Data records:
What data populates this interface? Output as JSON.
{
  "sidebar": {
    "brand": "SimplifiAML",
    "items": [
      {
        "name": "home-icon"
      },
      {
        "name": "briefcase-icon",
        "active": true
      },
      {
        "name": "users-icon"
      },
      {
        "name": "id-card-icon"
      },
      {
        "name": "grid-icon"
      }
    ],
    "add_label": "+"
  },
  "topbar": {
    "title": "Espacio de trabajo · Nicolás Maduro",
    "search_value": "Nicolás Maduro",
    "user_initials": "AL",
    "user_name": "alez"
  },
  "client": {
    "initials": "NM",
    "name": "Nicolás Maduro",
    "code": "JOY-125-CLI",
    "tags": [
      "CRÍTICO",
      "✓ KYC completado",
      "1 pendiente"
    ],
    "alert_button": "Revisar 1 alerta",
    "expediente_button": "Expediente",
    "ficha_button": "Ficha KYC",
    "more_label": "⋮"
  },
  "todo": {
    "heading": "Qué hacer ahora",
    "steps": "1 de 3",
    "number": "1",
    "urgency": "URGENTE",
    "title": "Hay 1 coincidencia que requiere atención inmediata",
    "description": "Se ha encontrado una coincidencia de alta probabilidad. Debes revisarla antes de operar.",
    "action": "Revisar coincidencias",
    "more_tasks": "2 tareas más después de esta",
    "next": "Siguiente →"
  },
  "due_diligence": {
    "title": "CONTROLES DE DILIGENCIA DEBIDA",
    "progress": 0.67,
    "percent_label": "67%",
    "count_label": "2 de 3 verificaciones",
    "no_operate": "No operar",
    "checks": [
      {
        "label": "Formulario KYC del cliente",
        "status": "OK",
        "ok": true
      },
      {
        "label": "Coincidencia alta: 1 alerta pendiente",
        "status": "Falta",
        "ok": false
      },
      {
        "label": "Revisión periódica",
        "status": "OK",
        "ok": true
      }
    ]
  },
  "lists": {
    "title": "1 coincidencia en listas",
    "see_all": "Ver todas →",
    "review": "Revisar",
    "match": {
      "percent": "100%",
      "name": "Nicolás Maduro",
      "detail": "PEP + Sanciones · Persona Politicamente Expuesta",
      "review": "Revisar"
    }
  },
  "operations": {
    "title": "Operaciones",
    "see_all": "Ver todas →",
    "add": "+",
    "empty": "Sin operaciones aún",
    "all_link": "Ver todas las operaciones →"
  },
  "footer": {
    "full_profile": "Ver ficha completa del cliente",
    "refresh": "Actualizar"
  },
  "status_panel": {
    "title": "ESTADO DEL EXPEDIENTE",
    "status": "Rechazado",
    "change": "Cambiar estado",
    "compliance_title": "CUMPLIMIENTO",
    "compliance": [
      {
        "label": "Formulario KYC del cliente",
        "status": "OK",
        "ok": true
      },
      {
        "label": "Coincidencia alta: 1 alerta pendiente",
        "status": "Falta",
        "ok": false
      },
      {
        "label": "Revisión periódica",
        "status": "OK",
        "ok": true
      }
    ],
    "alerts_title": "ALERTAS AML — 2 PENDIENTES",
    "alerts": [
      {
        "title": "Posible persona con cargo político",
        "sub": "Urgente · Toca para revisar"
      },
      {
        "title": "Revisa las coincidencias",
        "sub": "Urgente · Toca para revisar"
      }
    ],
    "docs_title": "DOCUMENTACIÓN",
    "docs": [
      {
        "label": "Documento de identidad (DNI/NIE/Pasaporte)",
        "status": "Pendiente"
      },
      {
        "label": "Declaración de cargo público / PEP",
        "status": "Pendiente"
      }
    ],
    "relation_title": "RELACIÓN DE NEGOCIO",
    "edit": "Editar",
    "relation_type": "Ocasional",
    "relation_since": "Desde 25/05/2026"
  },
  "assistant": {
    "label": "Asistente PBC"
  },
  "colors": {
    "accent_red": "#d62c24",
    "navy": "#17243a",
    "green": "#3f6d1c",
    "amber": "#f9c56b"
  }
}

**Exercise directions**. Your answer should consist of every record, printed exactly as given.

**The completed task**.
What data populates this interface? Output as JSON.
{
  "sidebar": {
    "brand": "SimplifiAML",
    "items": [
      {
        "name": "home-icon"
      },
      {
        "name": "briefcase-icon",
        "active": true
      },
      {
        "name": "users-icon"
      },
      {
        "name": "id-card-icon"
      },
      {
        "name": "grid-icon"
      }
    ],
    "add_label": "+"
  },
  "topbar": {
    "title": "Espacio de trabajo · Nicolás Maduro",
    "search_value": "Nicolás Maduro",
    "user_initials": "AL",
    "user_name": "alez"
  },
  "client": {
    "initials": "NM",
    "name": "Nicolás Maduro",
    "code": "JOY-125-CLI",
    "tags": [
      "CRÍTICO",
      "✓ KYC completado",
      "1 pendiente"
    ],
    "alert_button": "Revisar 1 alerta",
    "expediente_button": "Expediente",
    "ficha_button": "Ficha KYC",
    "more_label": "⋮"
  },
  "todo": {
    "heading": "Qué hacer ahora",
    "steps": "1 de 3",
    "number": "1",
    "urgency": "URGENTE",
    "title": "Hay 1 coincidencia que requiere atención inmediata",
    "description": "Se ha encontrado una coincidencia de alta probabilidad. Debes revisarla antes de operar.",
    "action": "Revisar coincidencias",
    "more_tasks": "2 tareas más después de esta",
    "next": "Siguiente →"
  },
  "due_diligence": {
    "title": "CONTROLES DE DILIGENCIA DEBIDA",
    "progress": 0.67,
    "percent_label": "67%",
    "count_label": "2 de 3 verificaciones",
    "no_operate": "No operar",
    "checks": [
      {
        "label": "Formulario KYC del cliente",
        "status": "OK",
        "ok": true
      },
      {
        "label": "Coincidencia alta: 1 alerta pendiente",
        "status": "Falta",
        "ok": false
      },
      {
        "label": "Revisión periódica",
        "status": "OK",
        "ok": true
      }
    ]
  },
  "lists": {
    "title": "1 coincidencia en listas",
    "see_all": "Ver todas →",
    "review": "Revisar",
    "match": {
      "percent": "100%",
      "name": "Nicolás Maduro",
      "detail": "PEP + Sanciones · Persona Politicamente Expuesta",
      "review": "Revisar"
    }
  },
  "operations": {
    "title": "Operaciones",
    "see_all": "Ver todas →",
    "add": "+",
    "empty": "Sin operaciones aún",
    "all_link": "Ver todas las operaciones →"
  },
  "footer": {
    "full_profile": "Ver ficha completa del cliente",
    "refresh": "Actualizar"
  },
  "status_panel": {
    "title": "ESTADO DEL EXPEDIENTE",
    "status": "Rechazado",
    "change": "Cambiar estado",
    "compliance_title": "CUMPLIMIENTO",
    "compliance": [
      {
        "label": "Formulario KYC del cliente",
        "status": "OK",
        "ok": true
      },
      {
        "label": "Coincidencia alta: 1 alerta pendiente",
        "status": "Falta",
        "ok": false
      },
      {
        "label": "Revisión periódica",
        "status": "OK",
        "ok": true
      }
    ],
    "alerts_title": "ALERTAS AML — 2 PENDIENTES",
    "alerts": [
      {
        "title": "Posible persona con cargo político",
        "sub": "Urgente · Toca para revisar"
      },
      {
        "title": "Revisa las coincidencias",
        "sub": "Urgente · Toca para revisar"
      }
    ],
    "docs_title": "DOCUMENTACIÓN",
    "docs": [
      {
        "label": "Documento de identidad (DNI/NIE/Pasaporte)",
        "status": "Pendiente"
      },
      {
        "label": "Declaración de cargo público / PEP",
        "status": "Pendiente"
      }
    ],
    "relation_title": "RELACIÓN DE NEGOCIO",
    "edit": "Editar",
    "relation_type": "Ocasional",
    "relation_since": "Desde 25/05/2026"
  },
  "assistant": {
    "label": "Asistente PBC"
  },
  "colors": {
    "accent_red": "#d62c24",
    "navy": "#17243a",
    "green": "#3f6d1c",
    "amber": "#f9c56b"
  }
}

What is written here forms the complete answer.